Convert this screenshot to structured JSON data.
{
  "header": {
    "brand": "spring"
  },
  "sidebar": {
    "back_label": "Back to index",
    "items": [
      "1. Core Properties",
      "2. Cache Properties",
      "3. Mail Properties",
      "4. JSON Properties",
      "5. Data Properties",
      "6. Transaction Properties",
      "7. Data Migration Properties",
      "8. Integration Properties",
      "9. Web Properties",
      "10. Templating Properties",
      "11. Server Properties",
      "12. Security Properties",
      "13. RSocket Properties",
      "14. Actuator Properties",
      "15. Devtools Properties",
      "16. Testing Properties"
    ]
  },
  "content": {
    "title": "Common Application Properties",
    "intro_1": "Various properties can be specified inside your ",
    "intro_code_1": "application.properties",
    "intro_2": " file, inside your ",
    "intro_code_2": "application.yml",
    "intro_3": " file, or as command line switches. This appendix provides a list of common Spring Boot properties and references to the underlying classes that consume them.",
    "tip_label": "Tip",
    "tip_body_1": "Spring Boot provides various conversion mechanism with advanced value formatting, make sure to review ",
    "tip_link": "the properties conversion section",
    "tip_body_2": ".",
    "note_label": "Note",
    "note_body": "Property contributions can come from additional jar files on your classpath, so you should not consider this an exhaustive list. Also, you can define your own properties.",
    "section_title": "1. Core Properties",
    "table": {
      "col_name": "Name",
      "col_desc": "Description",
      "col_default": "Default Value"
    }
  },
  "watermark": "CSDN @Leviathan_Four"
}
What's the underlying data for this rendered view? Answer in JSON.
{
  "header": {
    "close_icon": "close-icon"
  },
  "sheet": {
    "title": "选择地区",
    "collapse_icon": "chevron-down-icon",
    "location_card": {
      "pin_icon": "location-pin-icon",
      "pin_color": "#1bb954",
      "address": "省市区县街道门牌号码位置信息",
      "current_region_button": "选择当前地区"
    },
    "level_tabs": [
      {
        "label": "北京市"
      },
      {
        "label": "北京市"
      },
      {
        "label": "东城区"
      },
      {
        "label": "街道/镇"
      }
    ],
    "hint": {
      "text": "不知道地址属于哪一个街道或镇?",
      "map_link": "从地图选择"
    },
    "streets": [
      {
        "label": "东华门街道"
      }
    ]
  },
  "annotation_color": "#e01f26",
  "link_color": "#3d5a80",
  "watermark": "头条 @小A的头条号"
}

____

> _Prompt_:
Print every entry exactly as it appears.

> _Response box_:
Convert this screenshot to structured JSON data.
{
  "header": {
    "brand": "spring"
  },
  "sidebar": {
    "back_label": "Back to index",
    "items": [
      "1. Core Properties",
      "2. Cache Properties",
      "3. Mail Properties",
      "4. JSON Properties",
      "5. Data Properties",
      "6. Transaction Properties",
      "7. Data Migration Properties",
      "8. Integration Properties",
      "9. Web Properties",
      "10. Templating Properties",
      "11. Server Properties",
      "12. Security Properties",
      "13. RSocket Properties",
      "14. Actuator Properties",
      "15. Devtools Properties",
      "16. Testing Properties"
    ]
  },
  "content": {
    "title": "Common Application Properties",
    "intro_1": "Various properties can be specified inside your ",
    "intro_code_1": "application.properties",
    "intro_2": " file, inside your ",
    "intro_code_2": "application.yml",
    "intro_3": " file, or as command line switches. This appendix provides a list of common Spring Boot properties and references to the underlying classes that consume them.",
    "tip_label": "Tip",
    "tip_body_1": "Spring Boot provides various conversion mechanism with advanced value formatting, make sure to review ",
    "tip_link": "the properties conversion section",
    "tip_body_2": ".",
    "note_label": "Note",
    "note_body": "Property contributions can come from additional jar files on your classpath, so you should not consider this an exhaustive list. Also, you can define your own properties.",
    "section_title": "1. Core Properties",
    "table": {
      "col_name": "Name",
      "col_desc": "Description",
      "col_default": "Default Value"
    }
  },
  "watermark": "CSDN @Leviathan_Four"
}
What's the underlying data for this rendered view? Answer in JSON.
{
  "header": {
    "close_icon": "close-icon"
  },
  "sheet": {
    "title": "选择地区",
    "collapse_icon": "chevron-down-icon",
    "location_card": {
      "pin_icon": "location-pin-icon",
      "pin_color": "#1bb954",
      "address": "省市区县街道门牌号码位置信息",
      "current_region_button": "选择当前地区"
    },
    "level_tabs": [
      {
        "label": "北京市"
      },
      {
        "label": "北京市"
      },
      {
        "label": "东城区"
      },
      {
        "label": "街道/镇"
      }
    ],
    "hint": {
      "text": "不知道地址属于哪一个街道或镇?",
      "map_link": "从地图选择"
    },
    "streets": [
      {
        "label": "东华门街道"
      }
    ]
  },
  "annotation_color": "#e01f26",
  "link_color": "#3d5a80",
  "watermark": "头条 @小A的头条号"
}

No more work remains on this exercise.